The West is struggling to gain supply over the next few years and some of these undiscovered gems with the crucial heavy rare earths will not last long at these price levels. Molycorp (MCP) better move fast to gain heavy rare earth assets before investors realize that their Mountain Pass deposit does not contain the critical heavy rare earths. Just having the light rare earths will not be enough. Goldman Sachs (GS) recently revealed that there may be a surplus of the light rare earths. Investors must remember that not all rare earth mines are created equal.
Companies in the rare earth sector are advancing rapidly in developing projects all over the world and have moved rapidly to fast track key assets. Governor Parnell has supported Ucore's (UURAF.PK) Bokan Deposit and has sent a letter to President Obama on how Alaska's rare earth deposits could be a key component of developing a rare earth supply chain outside China. Another prominent miner is Lynas Corporation (LYSCF) as Australian entity in whom Japanese(EWJ) interests have taken large positions. They announced the establishment of a proposed production plant in Malaysia. They insist they are still on target for commencing production by September 2011. Malaysian environmentalists are protesting this. They remember being badly burned by Mitsubishi of Japan who left Malaysia holding a radioactive bag after producing rare earths. The environmentalists in Malaysia are very careful this time. The Lynas management is assembling a panel of experts from all over the world to calm Malaysian fears and at the same time prevent any unfortunate reoccurrence. Lynas welcomes the one month review to ensure the project is safe and presents no danger to the workers. Lynas also hopes to have its Australia Mt. Weld project up and running. Japan (EWJ) so desperate to obtain product for their high tech industries on which their economic survival is based, has bankrolled the building of this project. Lynas is hoping to transport this ore from Australia to Malaysia for processing. This contract was signed by both sides in September 2008.

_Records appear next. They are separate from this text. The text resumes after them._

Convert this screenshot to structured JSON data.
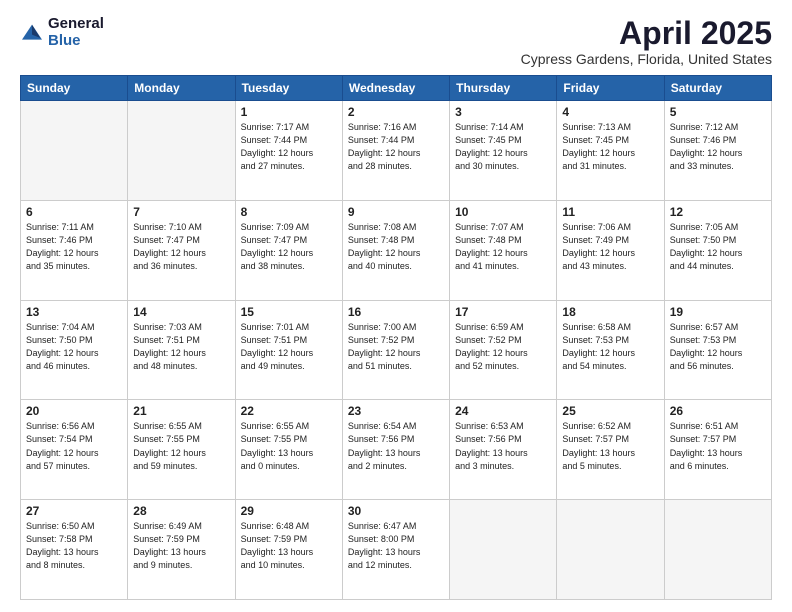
{
  "logo": {
    "general": "General",
    "blue": "Blue"
  },
  "title": "April 2025",
  "location": "Cypress Gardens, Florida, United States",
  "days_header": [
    "Sunday",
    "Monday",
    "Tuesday",
    "Wednesday",
    "Thursday",
    "Friday",
    "Saturday"
  ],
  "weeks": [
    [
      {
        "num": "",
        "info": ""
      },
      {
        "num": "",
        "info": ""
      },
      {
        "num": "1",
        "info": "Sunrise: 7:17 AM\nSunset: 7:44 PM\nDaylight: 12 hours\nand 27 minutes."
      },
      {
        "num": "2",
        "info": "Sunrise: 7:16 AM\nSunset: 7:44 PM\nDaylight: 12 hours\nand 28 minutes."
      },
      {
        "num": "3",
        "info": "Sunrise: 7:14 AM\nSunset: 7:45 PM\nDaylight: 12 hours\nand 30 minutes."
      },
      {
        "num": "4",
        "info": "Sunrise: 7:13 AM\nSunset: 7:45 PM\nDaylight: 12 hours\nand 31 minutes."
      },
      {
        "num": "5",
        "info": "Sunrise: 7:12 AM\nSunset: 7:46 PM\nDaylight: 12 hours\nand 33 minutes."
      }
    ],
    [
      {
        "num": "6",
        "info": "Sunrise: 7:11 AM\nSunset: 7:46 PM\nDaylight: 12 hours\nand 35 minutes."
      },
      {
        "num": "7",
        "info": "Sunrise: 7:10 AM\nSunset: 7:47 PM\nDaylight: 12 hours\nand 36 minutes."
      },
      {
        "num": "8",
        "info": "Sunrise: 7:09 AM\nSunset: 7:47 PM\nDaylight: 12 hours\nand 38 minutes."
      },
      {
        "num": "9",
        "info": "Sunrise: 7:08 AM\nSunset: 7:48 PM\nDaylight: 12 hours\nand 40 minutes."
      },
      {
        "num": "10",
        "info": "Sunrise: 7:07 AM\nSunset: 7:48 PM\nDaylight: 12 hours\nand 41 minutes."
      },
      {
        "num": "11",
        "info": "Sunrise: 7:06 AM\nSunset: 7:49 PM\nDaylight: 12 hours\nand 43 minutes."
      },
      {
        "num": "12",
        "info": "Sunrise: 7:05 AM\nSunset: 7:50 PM\nDaylight: 12 hours\nand 44 minutes."
      }
    ],
    [
      {
        "num": "13",
        "info": "Sunrise: 7:04 AM\nSunset: 7:50 PM\nDaylight: 12 hours\nand 46 minutes."
      },
      {
        "num": "14",
        "info": "Sunrise: 7:03 AM\nSunset: 7:51 PM\nDaylight: 12 hours\nand 48 minutes."
      },
      {
        "num": "15",
        "info": "Sunrise: 7:01 AM\nSunset: 7:51 PM\nDaylight: 12 hours\nand 49 minutes."
      },
      {
        "num": "16",
        "info": "Sunrise: 7:00 AM\nSunset: 7:52 PM\nDaylight: 12 hours\nand 51 minutes."
      },
      {
        "num": "17",
        "info": "Sunrise: 6:59 AM\nSunset: 7:52 PM\nDaylight: 12 hours\nand 52 minutes."
      },
      {
        "num": "18",
        "info": "Sunrise: 6:58 AM\nSunset: 7:53 PM\nDaylight: 12 hours\nand 54 minutes."
      },
      {
        "num": "19",
        "info": "Sunrise: 6:57 AM\nSunset: 7:53 PM\nDaylight: 12 hours\nand 56 minutes."
      }
    ],
    [
      {
        "num": "20",
        "info": "Sunrise: 6:56 AM\nSunset: 7:54 PM\nDaylight: 12 hours\nand 57 minutes."
      },
      {
        "num": "21",
        "info": "Sunrise: 6:55 AM\nSunset: 7:55 PM\nDaylight: 12 hours\nand 59 minutes."
      },
      {
        "num": "22",
        "info": "Sunrise: 6:55 AM\nSunset: 7:55 PM\nDaylight: 13 hours\nand 0 minutes."
      },
      {
        "num": "23",
        "info": "Sunrise: 6:54 AM\nSunset: 7:56 PM\nDaylight: 13 hours\nand 2 minutes."
      },
      {
        "num": "24",
        "info": "Sunrise: 6:53 AM\nSunset: 7:56 PM\nDaylight: 13 hours\nand 3 minutes."
      },
      {
        "num": "25",
        "info": "Sunrise: 6:52 AM\nSunset: 7:57 PM\nDaylight: 13 hours\nand 5 minutes."
      },
      {
        "num": "26",
        "info": "Sunrise: 6:51 AM\nSunset: 7:57 PM\nDaylight: 13 hours\nand 6 minutes."
      }
    ],
    [
      {
        "num": "27",
        "info": "Sunrise: 6:50 AM\nSunset: 7:58 PM\nDaylight: 13 hours\nand 8 minutes."
      },
      {
        "num": "28",
        "info": "Sunrise: 6:49 AM\nSunset: 7:59 PM\nDaylight: 13 hours\nand 9 minutes."
      },
      {
        "num": "29",
        "info": "Sunrise: 6:48 AM\nSunset: 7:59 PM\nDaylight: 13 hours\nand 10 minutes."
      },
      {
        "num": "30",
        "info": "Sunrise: 6:47 AM\nSunset: 8:00 PM\nDaylight: 13 hours\nand 12 minutes."
      },
      {
        "num": "",
        "info": ""
      },
      {
        "num": "",
        "info": ""
      },
      {
        "num": "",
        "info": ""
      }
    ]
  ]
}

Little noticed is the acquisition by Lynas of a large rare earth deposit in Malawi, Africa. They have the approval of the Malawi Government to commence development of this major project. Interestingly, the deposit has extremely low natural radiation levels unusual for a Rare Earth Deposit.
Lynas(LYSCF.PK) appears to be reaching extremely oversold levels and long term support. This is an area in which we have seen major reversals higher. I am confident about the progress of this facility in Malaysia and believe Lynas will truly be the first miner to the market outside China. Lynas is on sale and should hit our short term target.
In conclusion, the rare earth supply constraint continues to elevate Rare Earth Prices sharply both inside and outside China. Investors will not be asking for much longer why aren't rare earth mining stocks going in tandem with rare earth prices. I believe we will see major gains in the second half of 2011 in these stocks and a large amount of strategic acquisitions by end users. Investors may be looking at this pullback in rare earth miners in retrospect as an excellent buying opportunity.
Disclosure: Long Lynas and Avalon